Stayed near in Tiverton Four Corners with the family for 6 weeks or so this summer - this on the East Bay of Rhode Island, across from Newport. We had sought refuge here after four or five years renting a very modest house in Easthampton. The last straw there was the Citerella opening, basically around the corner - it just wasn't getting away any more (much as I love Citarella).
And this (RI, that is) isn't really prime chowhound territory. There is really not much worth writing home about, which I have to say is part of the appeal. It is getting away. A very successful vacation over all.
That said, for those who happen to be in the neighborhood, here are a few tips (there being as far as I can tell very few other posts about the area).
Far and away the culinary highlight: Grey's Ice Cream in Four Corners. This is terrific ice cream in the old-fashioned style, pre-HagenDaaz and before we knew what gelato was. There is something almost magnetic about this product, and (unlike the heavy-on-the-cream, harder kinds of ice cream) you really can eat it almost every day - which I almost did. The milkshakes at Grey's are great, especially the coffee. Best flavors: Blackberry and Grape Nut. This is no discovery on my part - this place has been around for decades - but it's the only place that would be worth making a detour for.
The Commons Restaurant in Little Compton is a good breakfast spot. The main attraction here: johnnycakes, made with the distinctive cornmeal that I understand used to be produced in the area. They're good, and this restaurant is an honest, unpretentious and inexpensive one, though nothing on the menu is all that great. Next door is Wilbur's General Store, pretty much what you'd expect from a general store.

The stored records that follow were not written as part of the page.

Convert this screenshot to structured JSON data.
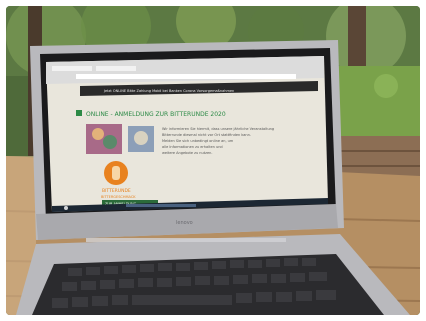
{
  "photo": {
    "subject": "laptop-on-wooden-table-outdoors",
    "colors": {
      "foliage_dark": "#2f4a28",
      "foliage_light": "#7a9a54",
      "lawn": "#7aa24a",
      "table_wood": "#b58f63",
      "table_wood_light": "#d6b48a",
      "laptop_silver": "#b9b9bd",
      "keyboard": "#2b2b2e",
      "screen_bg": "#e9e6dc"
    }
  },
  "laptop": {
    "brand": "lenovo"
  },
  "screen": {
    "banner_text": "Jetzt ONLINE Bitte Zahlung Mobil bei Banken Corona Vorsorgemaßnahmen",
    "heading": "ONLINE - ANMELDUNG ZUR BITTERUNDE 2020",
    "body_lines": [
      "Wir informieren Sie hiermit, dass unsere jährliche Veranstaltung",
      "Bitterrunde diesmal nicht vor Ort stattfinden kann.",
      "Melden Sie sich unbedingt online an, um",
      "alle Informationen zu erhalten und",
      "weitere Angebote zu nutzen."
    ],
    "logo_text": "BITTERUNDE",
    "logo_subtext": "BITTERGESCHMACK",
    "form_label": "ZUR ANMELDUNG",
    "colors": {
      "banner_bg": "#2a2a2a",
      "heading_green": "#2c8a46",
      "logo_orange": "#e8821f",
      "form_green": "#2b6b3a",
      "taskbar": "#1c2733"
    }
  }
}
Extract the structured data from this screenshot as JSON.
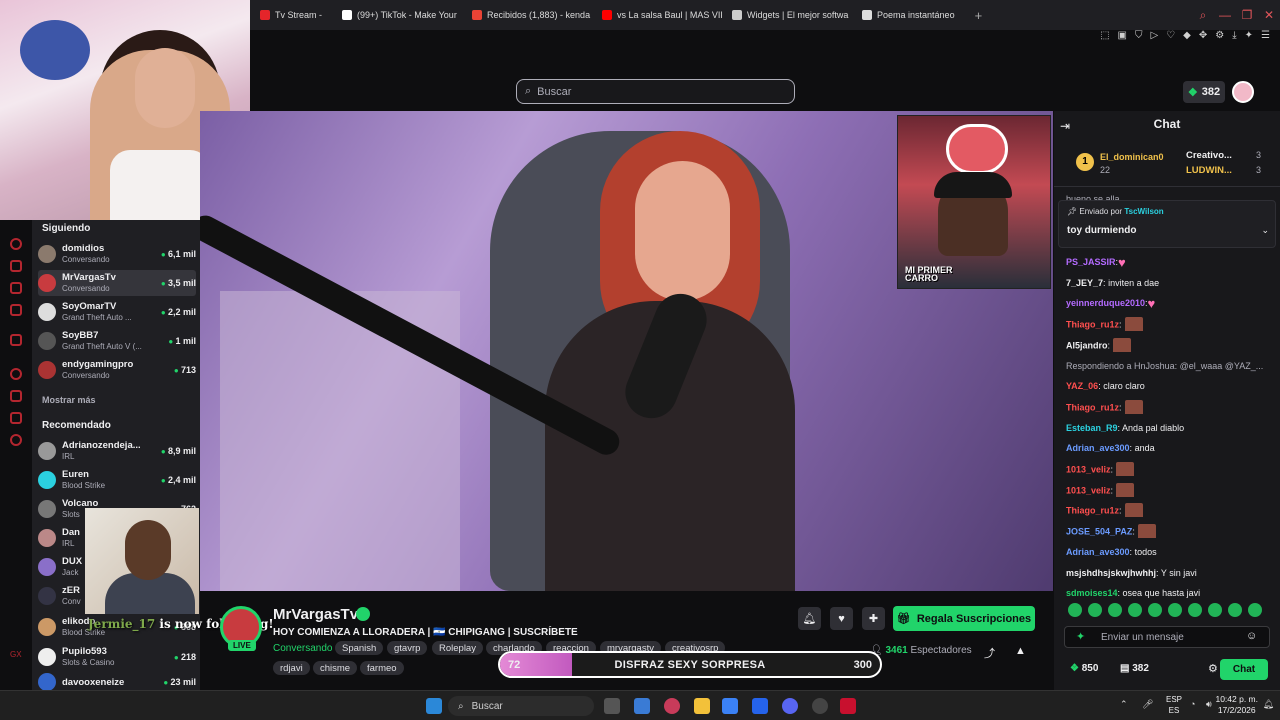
{
  "browser": {
    "tabs": [
      {
        "label": "Tv Stream - ",
        "color": "#e5252a"
      },
      {
        "label": "(99+) TikTok - Make Your ",
        "color": "#ffffff"
      },
      {
        "label": "Recibidos (1,883) - kenda",
        "color": "#ea4335"
      },
      {
        "label": "vs La salsa Baul | MAS VIP",
        "color": "#ff0000"
      },
      {
        "label": "Widgets | El mejor softwa",
        "color": "#cccccc"
      },
      {
        "label": "Poema instantáneo",
        "color": "#dddddd"
      }
    ],
    "new_tab": "+"
  },
  "header": {
    "search_placeholder": "Buscar",
    "points": "382"
  },
  "sidebar": {
    "following_title": "Siguiendo",
    "following": [
      {
        "name": "domidios",
        "category": "Conversando",
        "viewers": "6,1 mil"
      },
      {
        "name": "MrVargasTv",
        "category": "Conversando",
        "viewers": "3,5 mil"
      },
      {
        "name": "SoyOmarTV",
        "category": "Grand Theft Auto ...",
        "viewers": "2,2 mil"
      },
      {
        "name": "SoyBB7",
        "category": "Grand Theft Auto V (...",
        "viewers": "1 mil"
      },
      {
        "name": "endygamingpro",
        "category": "Conversando",
        "viewers": "713"
      }
    ],
    "show_more": "Mostrar más",
    "recommended_title": "Recomendado",
    "recommended": [
      {
        "name": "Adrianozendeja...",
        "category": "IRL",
        "viewers": "8,9 mil"
      },
      {
        "name": "Euren",
        "category": "Blood Strike",
        "viewers": "2,4 mil"
      },
      {
        "name": "Volcano",
        "category": "Slots",
        "viewers": "762"
      },
      {
        "name": "Dan",
        "category": "IRL",
        "viewers": ""
      },
      {
        "name": "DUX",
        "category": "Jack",
        "viewers": ""
      },
      {
        "name": "zER",
        "category": "Conv",
        "viewers": ""
      },
      {
        "name": "elikodo",
        "category": "Blood Strike",
        "viewers": "368"
      },
      {
        "name": "Pupilo593",
        "category": "Slots & Casino",
        "viewers": "218"
      },
      {
        "name": "davooxeneize",
        "category": "",
        "viewers": "23 mil"
      }
    ]
  },
  "alert": {
    "follower": "Jermie_17",
    "text": " is now following!"
  },
  "stream": {
    "pip_caption_1": "MI PRIMER",
    "pip_caption_2": "CARRO",
    "channel_name": "MrVargasTv",
    "live": "LIVE",
    "title": "HOY COMIENZA A LLORADERA  |  🇸🇻 CHIPIGANG | SUSCRÍBETE",
    "category": "Conversando",
    "tags": [
      "Spanish",
      "gtavrp",
      "Roleplay",
      "charlando",
      "reaccion",
      "mrvargastv",
      "creativosrp",
      "rdjavi",
      "chisme",
      "farmeo"
    ],
    "gift_button": "Regala Suscripciones",
    "viewers_count": "3461",
    "viewers_label": " Espectadores"
  },
  "poll": {
    "left_value": "72",
    "label": "DISFRAZ SEXY SORPRESA",
    "right_value": "300",
    "fill_fraction": 0.19
  },
  "chat": {
    "title": "Chat",
    "leaderboard": {
      "top_name": "El_dominican0",
      "top_value": "22",
      "second_name": "Creativo...",
      "second_value": "3",
      "third_name": "LUDWIN...",
      "third_value": "3"
    },
    "partial_line": "bueno se alla",
    "pinned": {
      "sent_by_label": "Enviado por",
      "sender": "TscWilson",
      "message": "toy durmiendo"
    },
    "messages": [
      {
        "user": "PS_JASSIR",
        "color": "#b46bff",
        "text": "",
        "emote": "heart"
      },
      {
        "user": "7_JEY_7",
        "color": "#efeff1",
        "text": " inviten a dae",
        "emote": ""
      },
      {
        "user": "yeinnerduque2010",
        "color": "#b46bff",
        "text": "",
        "emote": "heart"
      },
      {
        "user": "Thiago_ru1z",
        "color": "#ff4f4f",
        "text": "",
        "emote": "img"
      },
      {
        "user": "Al5jandro",
        "color": "#efeff1",
        "text": "",
        "emote": "img"
      },
      {
        "user": "",
        "color": "#adadb8",
        "text": "Respondiendo a HnJoshua: @el_waaa @YAZ_...",
        "emote": ""
      },
      {
        "user": "YAZ_06",
        "color": "#ff4f4f",
        "text": " claro claro",
        "emote": ""
      },
      {
        "user": "Thiago_ru1z",
        "color": "#ff4f4f",
        "text": "",
        "emote": "img"
      },
      {
        "user": "Esteban_R9",
        "color": "#2bd1e0",
        "text": " Anda pal diablo",
        "emote": ""
      },
      {
        "user": "Adrian_ave300",
        "color": "#6b9bff",
        "text": " anda",
        "emote": ""
      },
      {
        "user": "1013_veliz",
        "color": "#ff4f4f",
        "text": "",
        "emote": "img"
      },
      {
        "user": "1013_veliz",
        "color": "#ff4f4f",
        "text": "",
        "emote": "img"
      },
      {
        "user": "Thiago_ru1z",
        "color": "#ff4f4f",
        "text": "",
        "emote": "img"
      },
      {
        "user": "JOSE_504_PAZ",
        "color": "#6b9bff",
        "text": "",
        "emote": "img"
      },
      {
        "user": "Adrian_ave300",
        "color": "#6b9bff",
        "text": " todos",
        "emote": ""
      },
      {
        "user": "msjshdhsjskwjhwhhj",
        "color": "#efeff1",
        "text": " Y sin javi",
        "emote": ""
      },
      {
        "user": "sdmoises14",
        "color": "#21d46a",
        "text": " osea que hasta javi",
        "emote": ""
      }
    ],
    "input_placeholder": "Enviar un mensaje",
    "balance_1": "850",
    "balance_2": "382",
    "send_button": "Chat"
  },
  "taskbar": {
    "search_placeholder": "Buscar",
    "lang_1": "ESP",
    "lang_2": "ES",
    "time": "10:42 p. m.",
    "date": "17/2/2026"
  }
}
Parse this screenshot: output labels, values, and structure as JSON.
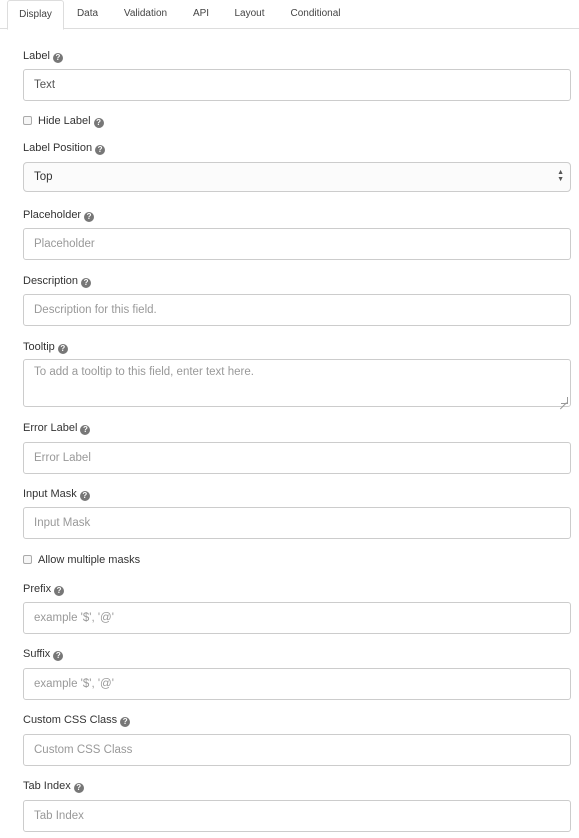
{
  "tabs": [
    "Display",
    "Data",
    "Validation",
    "API",
    "Layout",
    "Conditional"
  ],
  "help_glyph": "?",
  "fields": {
    "label": {
      "label": "Label",
      "value": "Text"
    },
    "hide_label": {
      "label": "Hide Label"
    },
    "label_position": {
      "label": "Label Position",
      "value": "Top"
    },
    "placeholder": {
      "label": "Placeholder",
      "placeholder": "Placeholder"
    },
    "description": {
      "label": "Description",
      "placeholder": "Description for this field."
    },
    "tooltip": {
      "label": "Tooltip",
      "placeholder": "To add a tooltip to this field, enter text here."
    },
    "error_label": {
      "label": "Error Label",
      "placeholder": "Error Label"
    },
    "input_mask": {
      "label": "Input Mask",
      "placeholder": "Input Mask"
    },
    "allow_multiple_masks": {
      "label": "Allow multiple masks"
    },
    "prefix": {
      "label": "Prefix",
      "placeholder": "example '$', '@'"
    },
    "suffix": {
      "label": "Suffix",
      "placeholder": "example '$', '@'"
    },
    "custom_css": {
      "label": "Custom CSS Class",
      "placeholder": "Custom CSS Class"
    },
    "tab_index": {
      "label": "Tab Index",
      "placeholder": "Tab Index"
    }
  },
  "icons": {
    "help": "question-circle-icon",
    "select_arrows": "up-down-arrows-icon",
    "resize": "resize-handle-icon"
  }
}
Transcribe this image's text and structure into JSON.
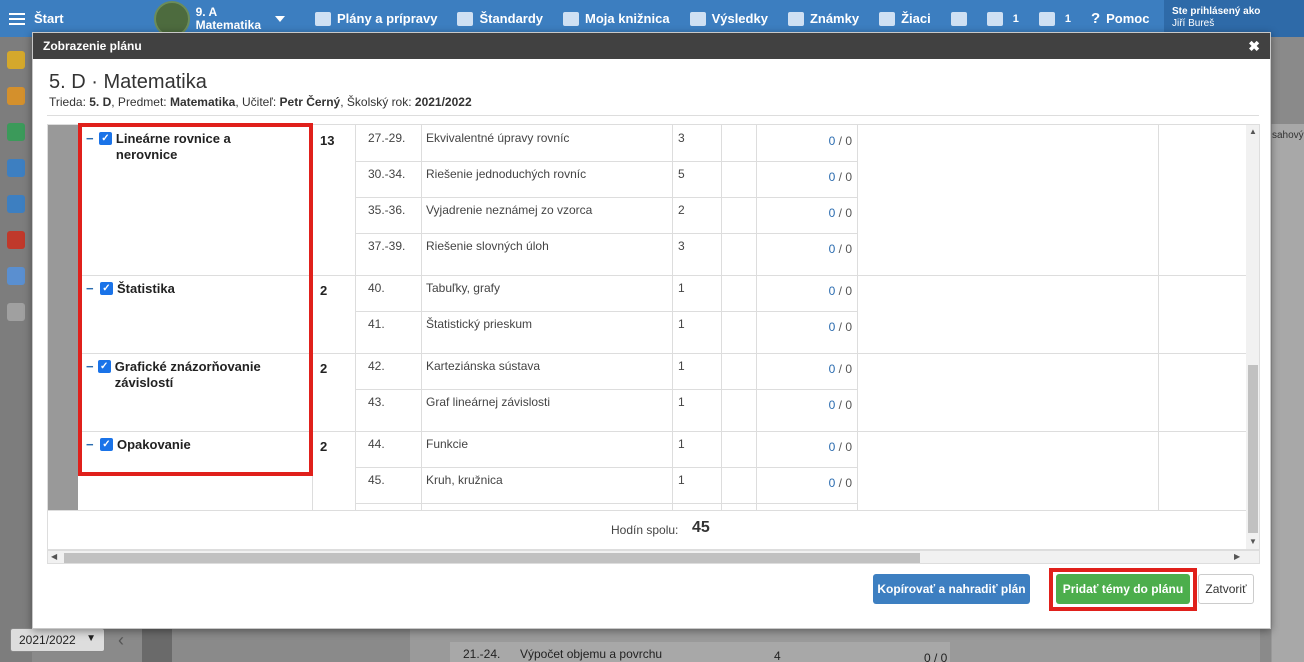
{
  "topbar": {
    "home": "Štart",
    "class_name": "9. A",
    "class_subject": "Matematika",
    "nav": [
      "Plány a prípravy",
      "Štandardy",
      "Moja knižnica",
      "Výsledky",
      "Známky",
      "Žiaci"
    ],
    "chat_count": "1",
    "mail_count": "1",
    "help": "Pomoc",
    "user_label": "Ste prihlásený ako",
    "user_name": "Jiří Bureš"
  },
  "background": {
    "year": "2021/2022",
    "right_header": "sahový",
    "row_range": "21.-24.",
    "row_topic": "Výpočet objemu a povrchu",
    "row_count": "4",
    "row_score": "0 / 0"
  },
  "modal": {
    "header": "Zobrazenie plánu",
    "title": "5. D · Matematika",
    "sub": {
      "trieda_label": "Trieda: ",
      "trieda": "5. D",
      "predmet_label": ", Predmet: ",
      "predmet": "Matematika",
      "ucitel_label": ", Učiteľ: ",
      "ucitel": "Petr Černý",
      "rok_label": ", Školský rok: ",
      "rok": "2021/2022"
    },
    "topics": [
      {
        "name": "Lineárne rovnice a nerovnice",
        "hours": "13"
      },
      {
        "name": "Štatistika",
        "hours": "2"
      },
      {
        "name": "Grafické znázorňovanie závislostí",
        "hours": "2"
      },
      {
        "name": "Opakovanie",
        "hours": "2"
      }
    ],
    "rows": [
      {
        "range": "27.-29.",
        "lesson": "Ekvivalentné úpravy rovníc",
        "count": "3",
        "done": "0",
        "total": "0"
      },
      {
        "range": "30.-34.",
        "lesson": "Riešenie jednoduchých rovníc",
        "count": "5",
        "done": "0",
        "total": "0"
      },
      {
        "range": "35.-36.",
        "lesson": "Vyjadrenie neznámej zo vzorca",
        "count": "2",
        "done": "0",
        "total": "0"
      },
      {
        "range": "37.-39.",
        "lesson": "Riešenie slovných úloh",
        "count": "3",
        "done": "0",
        "total": "0"
      },
      {
        "range": "40.",
        "lesson": "Tabuľky, grafy",
        "count": "1",
        "done": "0",
        "total": "0"
      },
      {
        "range": "41.",
        "lesson": "Štatistický prieskum",
        "count": "1",
        "done": "0",
        "total": "0"
      },
      {
        "range": "42.",
        "lesson": "Karteziánska sústava",
        "count": "1",
        "done": "0",
        "total": "0"
      },
      {
        "range": "43.",
        "lesson": "Graf lineárnej závislosti",
        "count": "1",
        "done": "0",
        "total": "0"
      },
      {
        "range": "44.",
        "lesson": "Funkcie",
        "count": "1",
        "done": "0",
        "total": "0"
      },
      {
        "range": "45.",
        "lesson": "Kruh, kružnica",
        "count": "1",
        "done": "0",
        "total": "0"
      }
    ],
    "total_label": "Hodín spolu:",
    "total_value": "45",
    "buttons": {
      "copy": "Kopírovať a nahradiť plán",
      "add": "Pridať témy do plánu",
      "close": "Zatvoriť"
    }
  }
}
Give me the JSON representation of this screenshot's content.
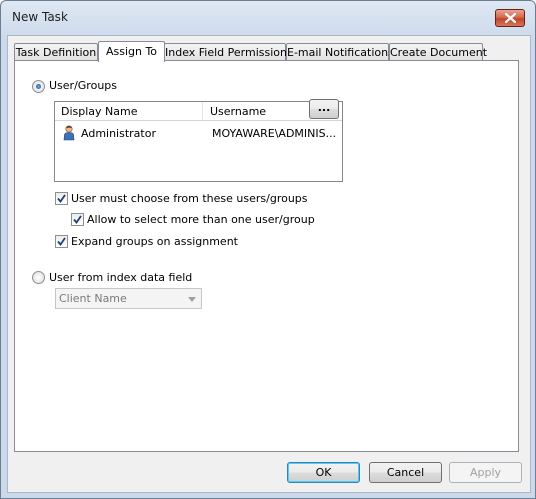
{
  "window": {
    "title": "New Task"
  },
  "tabs": [
    {
      "label": "Task Definition",
      "active": false
    },
    {
      "label": "Assign To",
      "active": true
    },
    {
      "label": "Index Field Permissions",
      "active": false
    },
    {
      "label": "E-mail Notifications",
      "active": false
    },
    {
      "label": "Create Document",
      "active": false
    }
  ],
  "assign": {
    "user_groups_label": "User/Groups",
    "user_groups_selected": true,
    "list": {
      "columns": [
        "Display Name",
        "Username"
      ],
      "rows": [
        {
          "icon": "user-icon",
          "display_name": "Administrator",
          "username": "MOYAWARE\\ADMINIS..."
        }
      ]
    },
    "browse_label": "...",
    "must_choose_label": "User must choose from these users/groups",
    "must_choose_checked": true,
    "allow_multiple_label": "Allow to select more than one user/group",
    "allow_multiple_checked": true,
    "expand_groups_label": "Expand groups on assignment",
    "expand_groups_checked": true,
    "index_field_label": "User from index data field",
    "index_field_selected": false,
    "index_field_combo": {
      "value": "Client Name",
      "enabled": false
    }
  },
  "buttons": {
    "ok": "OK",
    "cancel": "Cancel",
    "apply": "Apply",
    "apply_enabled": false
  }
}
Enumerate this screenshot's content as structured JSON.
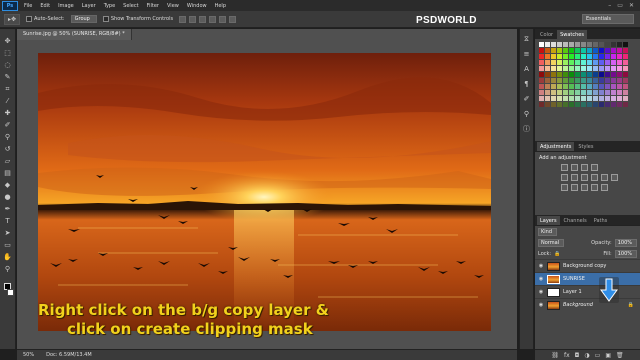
{
  "menubar": {
    "logo": "Ps",
    "items": [
      "File",
      "Edit",
      "Image",
      "Layer",
      "Type",
      "Select",
      "Filter",
      "View",
      "Window",
      "Help"
    ],
    "controls": [
      "–",
      "▭",
      "✕"
    ]
  },
  "options": {
    "auto_select_label": "Auto-Select:",
    "auto_select_value": "Group",
    "transform_label": "Show Transform Controls",
    "workspace": "Essentials"
  },
  "brand": "PSDWORLD",
  "document": {
    "tab_title": "Sunrise.jpg @ 50% (SUNRISE, RGB/8#) *",
    "zoom": "50%",
    "doc_size": "Doc: 6.59M/13.4M"
  },
  "caption": {
    "line1": "Right click on the b/g copy layer &",
    "line2": "click on create clipping mask"
  },
  "panels": {
    "top_tabs": [
      "Color",
      "Swatches"
    ],
    "adjust_tabs": [
      "Adjustments",
      "Styles"
    ],
    "adjust_title": "Add an adjustment",
    "layers_tabs": [
      "Layers",
      "Channels",
      "Paths"
    ],
    "kind_label": "Kind",
    "blend_mode": "Normal",
    "opacity_label": "Opacity:",
    "opacity_value": "100%",
    "lock_label": "Lock:",
    "fill_label": "Fill:",
    "fill_value": "100%",
    "layers": [
      {
        "name": "Background copy",
        "thumb": "sunset",
        "selected": false
      },
      {
        "name": "SUNRISE",
        "thumb": "sunset",
        "selected": true
      },
      {
        "name": "Layer 1",
        "thumb": "white",
        "selected": false
      },
      {
        "name": "Background",
        "thumb": "sunset",
        "selected": false
      }
    ]
  },
  "colors": {
    "accent": "#3b6ea8",
    "caption": "#f2d21c",
    "arrow": "#2f8ee8"
  }
}
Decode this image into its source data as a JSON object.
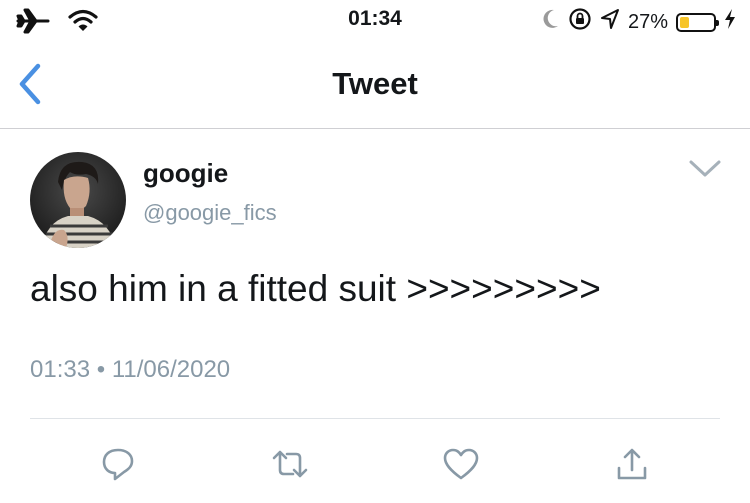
{
  "status_bar": {
    "time": "01:34",
    "battery_percent_label": "27%",
    "battery_level": 0.27,
    "battery_color": "#f7c52a",
    "icons": [
      "airplane-icon",
      "wifi-icon",
      "moon-icon",
      "rotation-lock-icon",
      "location-icon",
      "battery-icon",
      "charging-icon"
    ]
  },
  "nav": {
    "title": "Tweet",
    "back_icon": "chevron-left-icon",
    "accent_color": "#4a90e2"
  },
  "tweet": {
    "display_name": "googie",
    "handle": "@googie_fics",
    "text": "also him in a fitted suit >>>>>>>>>",
    "time": "01:33",
    "separator": "•",
    "date": "11/06/2020",
    "menu_icon": "chevron-down-icon"
  },
  "actions": [
    {
      "name": "reply",
      "icon": "reply-icon"
    },
    {
      "name": "retweet",
      "icon": "retweet-icon"
    },
    {
      "name": "like",
      "icon": "heart-icon"
    },
    {
      "name": "share",
      "icon": "share-icon"
    }
  ]
}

Leaving aside the Back Eddy in nearby Westport (about which there have been posts, and which offers pretty good high-ish end food, slightly inventive and with a Portuguese angle), that's about it. The Four Corners Grille is serviceable if you're getting in late and don't have anything in the kitchen (the Commons closes at 6). Also in Four Corners, Provender has filling but undistinguished upscale sandwiches. For fry shacks, Evelyn's just south of Stonebridge gets all the raves - I thought the fried fish sandwich there was just good. Better was a place just a little further south, in the "White Wine Plaza", which seemed to be the choice of local (cheaper, too). In Westport, by all means stay away from a place called Fred and Ann's, which looked like it might have that home-cooking appeal but turned out to be an exercise in damage control. This is 50's food without the retro appeal - the real thing, probably right out of a can. Also to stay aaway from in Westport: the Handy Hill Creamery. Terrible fried items, Gifford's ice cream.
The much better choice is to eat at home, if you have one. Walker's farmstand, on the way to Sakonnet Point, had excellent corn, tomatoes, lettuce, and other local produce, at prices that seemed pretty reasonable to a New Yorker. The bakery next door has good bread (though I don't buy bread near the shore - just gets soggy), nice breakfast items (almond croissants that were a bit baklava-ish), and a terrific tomato-corn tart (on sale a little before noon, consistently sold out by three). Great flowers and corn across the street at Young's (honor system).
Fish seemed the way to go, on the grill. I was put on to Nonquit Fish by a local - amazingly fresh fish. This guy is mostly a dealer, wholesale - that is, the boats come in to him, then he sends it right out to others (including NYC restaurants). He puts aside a little for retail, and will sell you whatever else he happens to have before it gets sent along. I bothered him for smaller (2-3 lbs) whole fish, to put on the grill - memorable bluefish, tautog (blackfish), and sea bass, in addition to great swordfish (and very reasonable - swordfish under $10/lb). Once in fact the fish was too fresh - rigor mortis had yet to pass (this is not a good thing - makes the fish chewy - but my fault for not sitting on it another day - shouldn't be a problem if you buy around lunchtime for dinner). Net Result in Little Compton is impeccably fresh, but much more expensive and less interesting.
The other thing to do here if you're around for a while is to check out the Portuguese fare in Fall River, only 20-25 minutes north. We didn't get to any of the restaurants, but made several trips to Chaves market, which has an unusual chorico sausages (with chunks of pork, rather than ground), a good selection of very reasonably priced olive oils, and Portuguese baked goods. We got hooked on Portuguese muffins, a little sweet, less dense than English ones - Tony's Bakery makes the best. So one can eat well on vacation around here, but mostly by helping oneself.